┌──

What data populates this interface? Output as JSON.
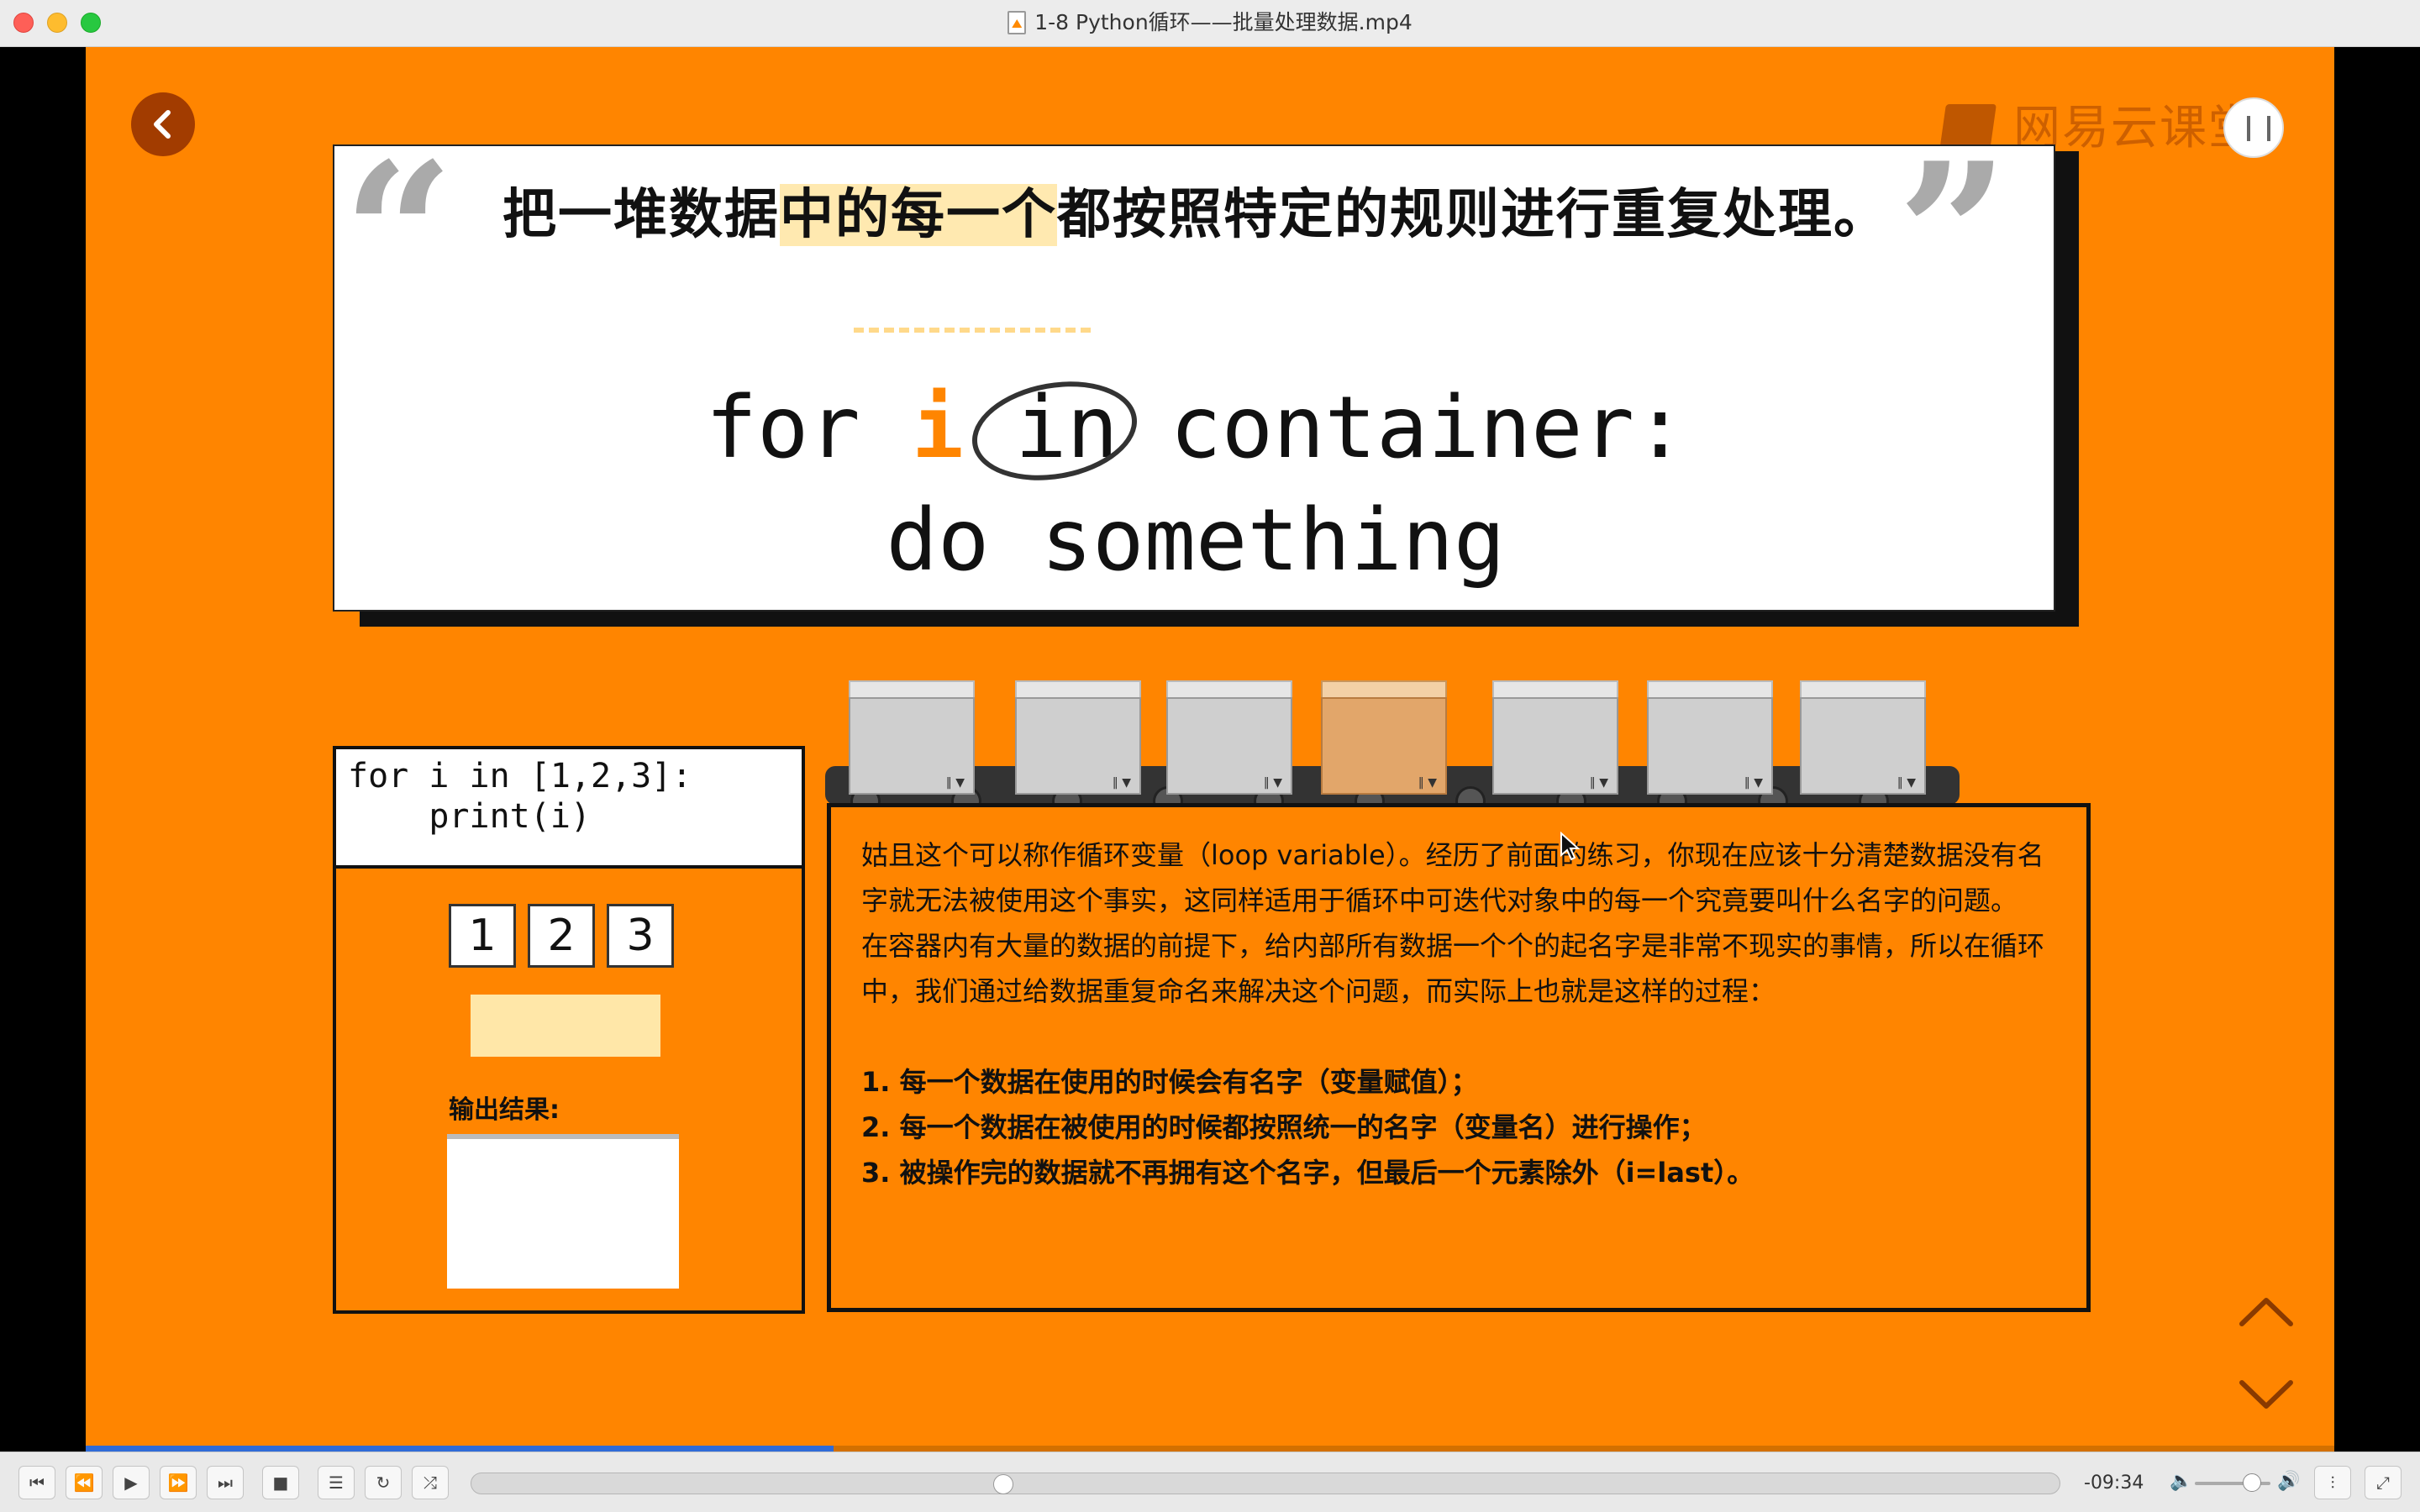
{
  "window": {
    "title": "1-8 Python循环——批量处理数据.mp4",
    "file_icon": "video-file-icon"
  },
  "slide": {
    "brand": "网易云课堂",
    "quote": {
      "text_before": "把一堆数据",
      "text_highlight": "中的每一个",
      "text_after": "都按照特定的规则进行重复处理。",
      "open_mark": "“",
      "close_mark": "”"
    },
    "syntax": {
      "kw_for": "for",
      "var": "i",
      "rest": "in container:",
      "body": "do something"
    },
    "code_example": {
      "line1": "for i in [1,2,3]:",
      "line2": "    print(i)"
    },
    "items": [
      "1",
      "2",
      "3"
    ],
    "output_label": "输出结果:",
    "explanation": {
      "para1": "姑且这个可以称作循环变量（loop variable）。经历了前面的练习，你现在应该十分清楚数据没有名字就无法被使用这个事实，这同样适用于循环中可迭代对象中的每一个究竟要叫什么名字的问题。",
      "para2": "在容器内有大量的数据的前提下，给内部所有数据一个个的起名字是非常不现实的事情，所以在循环中，我们通过给数据重复命名来解决这个问题，而实际上也就是这样的过程：",
      "points": [
        "1. 每一个数据在使用的时候会有名字（变量赋值）；",
        "2. 每一个数据在被使用的时候都按照统一的名字（变量名）进行操作；",
        "3. 被操作完的数据就不再拥有这个名字，但最后一个元素除外（i=last）。"
      ]
    }
  },
  "player": {
    "time_remaining": "-09:34",
    "progress": 0.333,
    "volume": 0.75,
    "buttons": [
      "skip-back",
      "rewind",
      "play",
      "fast-forward",
      "skip-forward",
      "stop",
      "playlist",
      "loop",
      "shuffle"
    ]
  },
  "colors": {
    "slide_bg": "#ff8500",
    "highlight": "#ffe9b0",
    "accent_var": "#ff8500"
  }
}
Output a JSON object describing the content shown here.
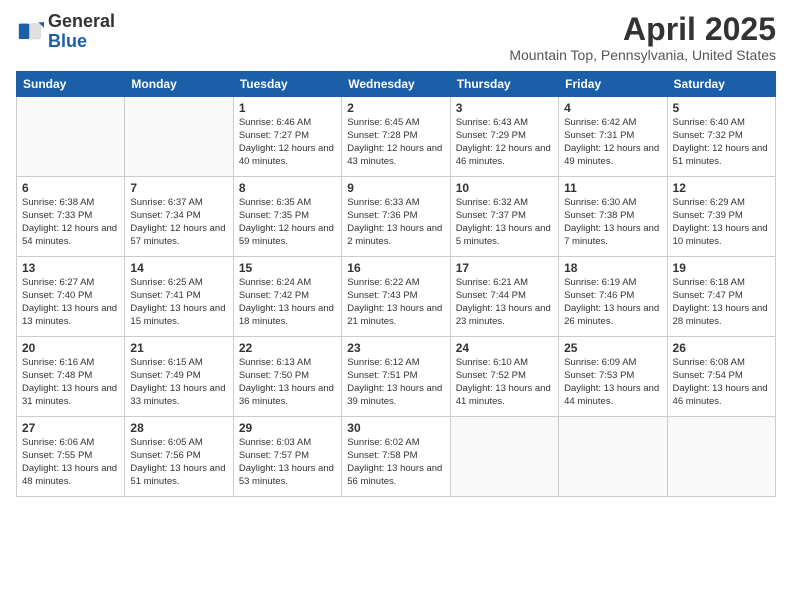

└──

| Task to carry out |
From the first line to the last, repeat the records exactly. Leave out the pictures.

| Solution |
What data populates this interface? Output as JSON.
{
  "window": {
    "title": "1-8 Python循环——批量处理数据.mp4",
    "file_icon": "video-file-icon"
  },
  "slide": {
    "brand": "网易云课堂",
    "quote": {
      "text_before": "把一堆数据",
      "text_highlight": "中的每一个",
      "text_after": "都按照特定的规则进行重复处理。",
      "open_mark": "“",
      "close_mark": "”"
    },
    "syntax": {
      "kw_for": "for",
      "var": "i",
      "rest": "in container:",
      "body": "do something"
    },
    "code_example": {
      "line1": "for i in [1,2,3]:",
      "line2": "    print(i)"
    },
    "items": [
      "1",
      "2",
      "3"
    ],
    "output_label": "输出结果:",
    "explanation": {
      "para1": "姑且这个可以称作循环变量（loop variable）。经历了前面的练习，你现在应该十分清楚数据没有名字就无法被使用这个事实，这同样适用于循环中可迭代对象中的每一个究竟要叫什么名字的问题。",
      "para2": "在容器内有大量的数据的前提下，给内部所有数据一个个的起名字是非常不现实的事情，所以在循环中，我们通过给数据重复命名来解决这个问题，而实际上也就是这样的过程：",
      "points": [
        "1. 每一个数据在使用的时候会有名字（变量赋值）；",
        "2. 每一个数据在被使用的时候都按照统一的名字（变量名）进行操作；",
        "3. 被操作完的数据就不再拥有这个名字，但最后一个元素除外（i=last）。"
      ]
    }
  },
  "player": {
    "time_remaining": "-09:34",
    "progress": 0.333,
    "volume": 0.75,
    "buttons": [
      "skip-back",
      "rewind",
      "play",
      "fast-forward",
      "skip-forward",
      "stop",
      "playlist",
      "loop",
      "shuffle"
    ]
  },
  "colors": {
    "slide_bg": "#ff8500",
    "highlight": "#ffe9b0",
    "accent_var": "#ff8500"
  }
}
Output a JSON object describing the content shown here.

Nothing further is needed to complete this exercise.